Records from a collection
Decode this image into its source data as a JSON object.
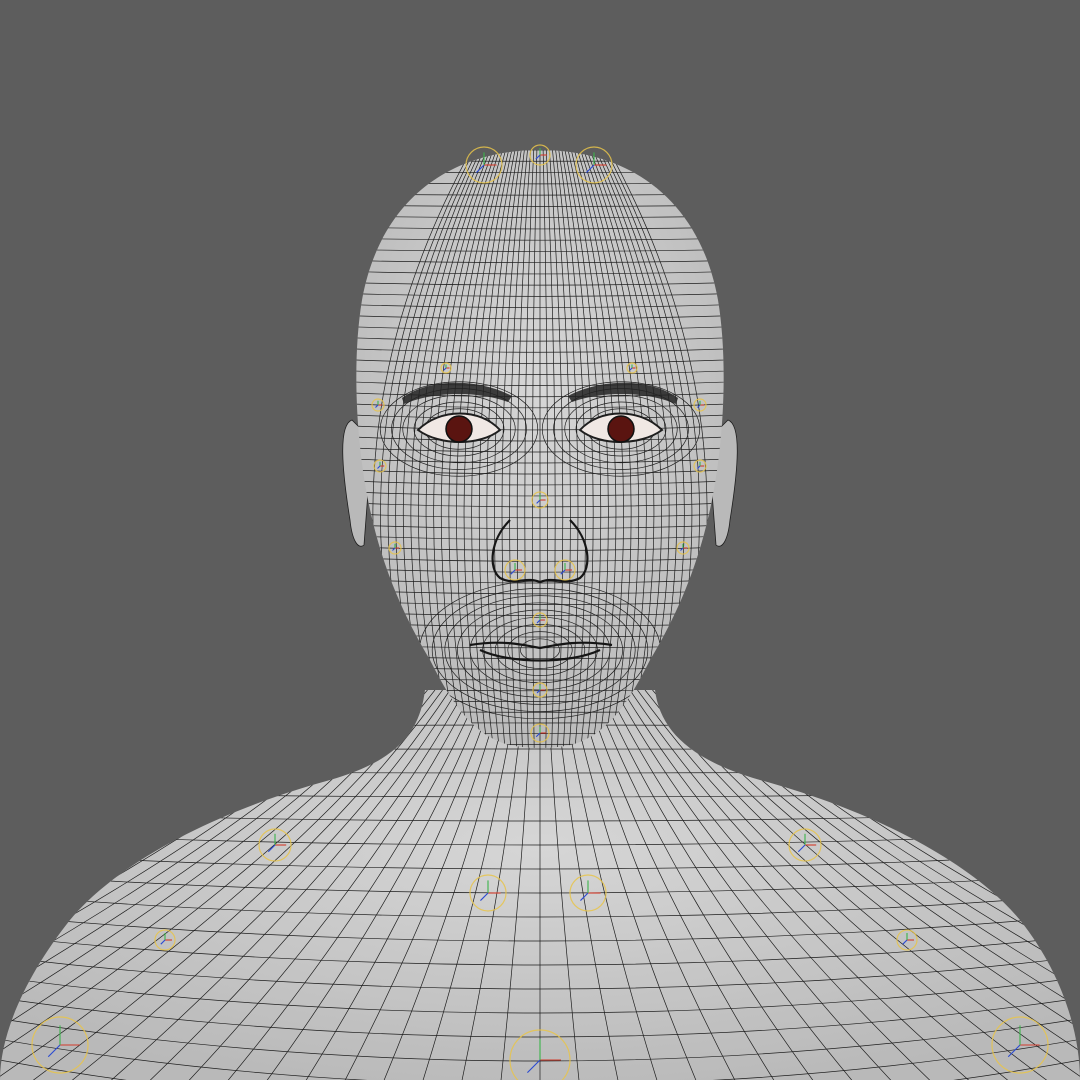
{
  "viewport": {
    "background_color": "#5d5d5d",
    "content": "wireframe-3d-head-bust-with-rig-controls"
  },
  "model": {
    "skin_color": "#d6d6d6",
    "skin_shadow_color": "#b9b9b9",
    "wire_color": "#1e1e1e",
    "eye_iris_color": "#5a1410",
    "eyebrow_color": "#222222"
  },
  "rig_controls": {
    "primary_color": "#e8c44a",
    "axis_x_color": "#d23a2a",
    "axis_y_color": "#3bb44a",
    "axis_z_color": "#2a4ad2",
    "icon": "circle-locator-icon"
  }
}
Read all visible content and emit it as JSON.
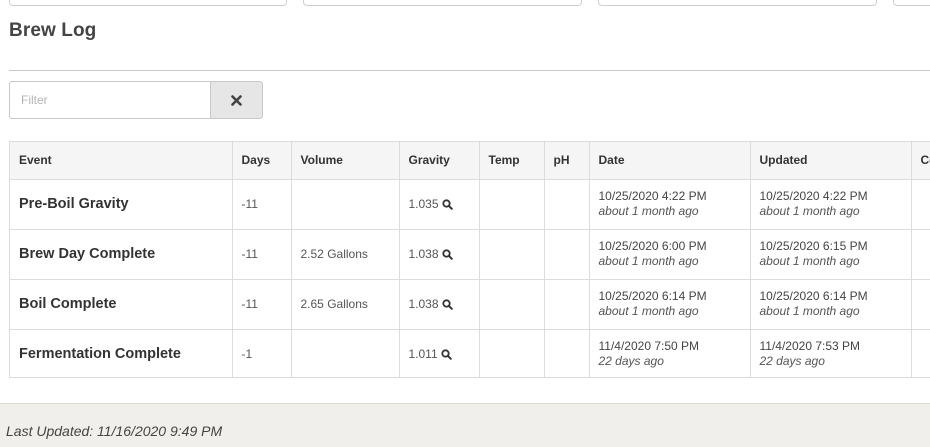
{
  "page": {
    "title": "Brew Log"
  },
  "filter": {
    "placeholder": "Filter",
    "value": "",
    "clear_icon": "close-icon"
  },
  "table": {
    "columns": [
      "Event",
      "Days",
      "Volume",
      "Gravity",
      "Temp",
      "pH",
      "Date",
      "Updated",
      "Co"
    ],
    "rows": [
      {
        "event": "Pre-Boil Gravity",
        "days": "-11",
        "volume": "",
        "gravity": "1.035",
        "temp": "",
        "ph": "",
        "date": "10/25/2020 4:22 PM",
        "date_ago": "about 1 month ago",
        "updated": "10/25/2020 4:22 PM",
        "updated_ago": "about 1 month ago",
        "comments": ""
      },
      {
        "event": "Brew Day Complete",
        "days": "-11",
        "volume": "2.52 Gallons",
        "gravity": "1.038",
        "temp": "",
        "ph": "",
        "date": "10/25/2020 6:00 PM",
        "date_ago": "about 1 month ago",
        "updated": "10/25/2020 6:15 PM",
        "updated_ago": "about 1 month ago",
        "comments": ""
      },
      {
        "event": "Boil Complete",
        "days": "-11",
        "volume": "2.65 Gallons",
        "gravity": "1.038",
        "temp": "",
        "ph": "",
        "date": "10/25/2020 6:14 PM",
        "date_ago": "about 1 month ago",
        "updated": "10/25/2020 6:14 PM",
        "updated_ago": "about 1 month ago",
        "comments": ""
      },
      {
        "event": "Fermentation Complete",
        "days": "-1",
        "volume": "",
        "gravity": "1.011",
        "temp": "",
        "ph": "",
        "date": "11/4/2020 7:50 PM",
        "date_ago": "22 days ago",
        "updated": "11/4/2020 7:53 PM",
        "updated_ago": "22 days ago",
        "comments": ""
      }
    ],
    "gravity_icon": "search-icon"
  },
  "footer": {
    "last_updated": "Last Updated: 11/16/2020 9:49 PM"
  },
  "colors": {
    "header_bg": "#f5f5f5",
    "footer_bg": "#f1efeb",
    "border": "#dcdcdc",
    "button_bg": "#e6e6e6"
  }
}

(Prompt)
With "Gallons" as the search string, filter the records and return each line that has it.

(Finished task)
        "volume": "2.52 Gallons",
        "volume": "2.65 Gallons",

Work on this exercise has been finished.